NEW YORK—President Donald Trump signed a sweeping executive order Thursday to make the nation’s police force more “tough” on crime, banning “officers, agents, or employees of the Federal Bureau of Investigation, Department of Homeland Security, Department (of) Transportation, and (the) Department of Defense from discriminating against anyone based on race, religion, national origin, gender, sexual orientation, age, marital status, disability, genetic information, citizenship, or any other basis.”
The order also bans federal contractors from using race, national or ethnic origin, age or marital status as a factor in employment decisions and prohibits federal agencies from using the phrase “minority” or “people of color” as a basis for hiring or promotions.
The order, which Trump signed Thursday morning in the Oval Office, was one of a series of measures he announced during the campaign aimed at curbing crime in the country.
The order has the support of a wide range of Democratic and Republican lawmakers, with a majority of the public in favor.
The law is the latest of a wave of policies aimed at fighting crime that have been adopted by Trump since his election in November.

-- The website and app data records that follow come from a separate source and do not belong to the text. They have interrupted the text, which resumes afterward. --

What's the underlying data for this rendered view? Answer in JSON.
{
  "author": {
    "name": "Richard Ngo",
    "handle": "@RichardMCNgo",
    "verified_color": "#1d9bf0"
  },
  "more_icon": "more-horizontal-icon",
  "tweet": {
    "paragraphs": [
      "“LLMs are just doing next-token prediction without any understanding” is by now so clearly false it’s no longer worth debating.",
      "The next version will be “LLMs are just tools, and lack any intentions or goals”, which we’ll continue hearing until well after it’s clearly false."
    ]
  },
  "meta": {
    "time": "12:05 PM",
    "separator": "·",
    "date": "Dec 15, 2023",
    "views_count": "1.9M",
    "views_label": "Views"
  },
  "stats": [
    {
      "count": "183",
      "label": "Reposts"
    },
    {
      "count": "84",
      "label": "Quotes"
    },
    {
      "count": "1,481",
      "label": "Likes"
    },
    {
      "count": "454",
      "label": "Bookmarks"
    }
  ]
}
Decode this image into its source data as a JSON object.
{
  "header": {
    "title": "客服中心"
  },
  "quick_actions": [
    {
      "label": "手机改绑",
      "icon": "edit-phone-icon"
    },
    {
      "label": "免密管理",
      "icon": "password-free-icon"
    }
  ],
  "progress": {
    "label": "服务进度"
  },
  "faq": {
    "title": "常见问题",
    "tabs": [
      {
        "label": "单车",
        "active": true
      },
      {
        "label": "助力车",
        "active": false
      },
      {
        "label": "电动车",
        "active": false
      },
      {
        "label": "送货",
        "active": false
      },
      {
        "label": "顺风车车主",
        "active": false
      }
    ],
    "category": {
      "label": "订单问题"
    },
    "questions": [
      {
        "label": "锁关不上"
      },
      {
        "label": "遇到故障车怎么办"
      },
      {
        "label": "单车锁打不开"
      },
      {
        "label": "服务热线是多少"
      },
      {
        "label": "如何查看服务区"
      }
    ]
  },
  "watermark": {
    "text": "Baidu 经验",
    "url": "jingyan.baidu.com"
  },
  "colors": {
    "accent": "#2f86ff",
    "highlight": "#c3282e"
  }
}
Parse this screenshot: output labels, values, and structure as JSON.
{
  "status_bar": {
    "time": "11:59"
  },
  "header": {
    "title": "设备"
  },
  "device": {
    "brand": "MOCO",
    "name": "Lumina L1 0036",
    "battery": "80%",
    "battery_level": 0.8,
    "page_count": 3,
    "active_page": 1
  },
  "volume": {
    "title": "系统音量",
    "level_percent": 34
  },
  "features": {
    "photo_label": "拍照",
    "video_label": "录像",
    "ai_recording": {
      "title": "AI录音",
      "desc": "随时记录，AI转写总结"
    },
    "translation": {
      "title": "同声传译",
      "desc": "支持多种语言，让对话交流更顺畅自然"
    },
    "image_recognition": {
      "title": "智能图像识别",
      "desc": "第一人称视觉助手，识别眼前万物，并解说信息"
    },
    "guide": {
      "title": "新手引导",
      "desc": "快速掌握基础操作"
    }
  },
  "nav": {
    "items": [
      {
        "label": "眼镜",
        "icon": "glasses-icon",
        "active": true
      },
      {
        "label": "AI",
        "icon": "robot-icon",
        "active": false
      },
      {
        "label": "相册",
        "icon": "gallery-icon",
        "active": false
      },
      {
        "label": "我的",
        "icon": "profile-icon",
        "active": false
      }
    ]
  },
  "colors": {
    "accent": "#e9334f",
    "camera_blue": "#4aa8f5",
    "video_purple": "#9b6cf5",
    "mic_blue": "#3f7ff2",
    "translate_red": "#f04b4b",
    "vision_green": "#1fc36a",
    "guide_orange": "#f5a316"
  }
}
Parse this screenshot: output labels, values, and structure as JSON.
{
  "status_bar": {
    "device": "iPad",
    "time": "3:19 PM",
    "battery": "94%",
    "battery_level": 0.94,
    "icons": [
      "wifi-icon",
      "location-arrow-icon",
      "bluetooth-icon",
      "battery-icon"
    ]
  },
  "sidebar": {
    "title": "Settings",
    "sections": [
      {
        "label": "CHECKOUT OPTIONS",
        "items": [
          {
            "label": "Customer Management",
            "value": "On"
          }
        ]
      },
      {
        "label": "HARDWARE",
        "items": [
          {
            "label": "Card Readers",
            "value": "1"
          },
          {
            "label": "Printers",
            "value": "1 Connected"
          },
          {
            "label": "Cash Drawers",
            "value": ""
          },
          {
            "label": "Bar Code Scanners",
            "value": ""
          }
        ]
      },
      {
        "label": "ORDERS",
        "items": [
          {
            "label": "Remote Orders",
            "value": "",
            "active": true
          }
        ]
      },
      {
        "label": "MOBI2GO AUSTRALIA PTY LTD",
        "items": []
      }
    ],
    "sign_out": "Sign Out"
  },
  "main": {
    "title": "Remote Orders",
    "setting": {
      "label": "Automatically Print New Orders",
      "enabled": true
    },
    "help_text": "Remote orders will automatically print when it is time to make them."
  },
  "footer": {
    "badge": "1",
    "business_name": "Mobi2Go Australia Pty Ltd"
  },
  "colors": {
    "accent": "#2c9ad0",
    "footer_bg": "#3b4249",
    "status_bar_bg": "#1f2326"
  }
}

The executive order also expands the definition of “national security” to include everything from the internet and mobile devices to military installations, to the financial sector and “any other area that poses a significant threat to the national security of the United States.”
It also gives the president authority to order the creation of “special units” of federal agents to focus on certain groups of people, including undocumented immigrants.
It allows for the “immediate deployment of agents to a federal building, including the White House.”
Trump also announced he was directing the Defense Department to create a new task force to examine the national interest.
“It is time for us to get tough on crime and our local police officers,” he said.
“They need to be treated with respect, not threatened or intimidated.”
The administration’s executive order is not the first to target police departments and their employees.
The Justice Department last year sued to block a measure aimed at making it easier for police departments to track and track down criminals.
In the aftermath of the mass shooting at the Pulse nightclub in Orlando, Florida, in June 2016, President Donald Trump issued a directive to reduce gun violence, saying he wanted the U.S. to be the “world’s safest country in the world.”
The order created a task force led by a former Obama administration official, Michael Anton, that he said would help law enforcement identify and track the people behind violent crimes.
In a separate statement, Trump said his order would target “criminals who threaten our country and our communities” by targeting the gangs, drug cartels and other “violent and criminal groups that pose a threat to our communities and our country.”
He also said he wanted to “take steps to strengthen the rule of law” and restore federal civil rights to “our citizens.”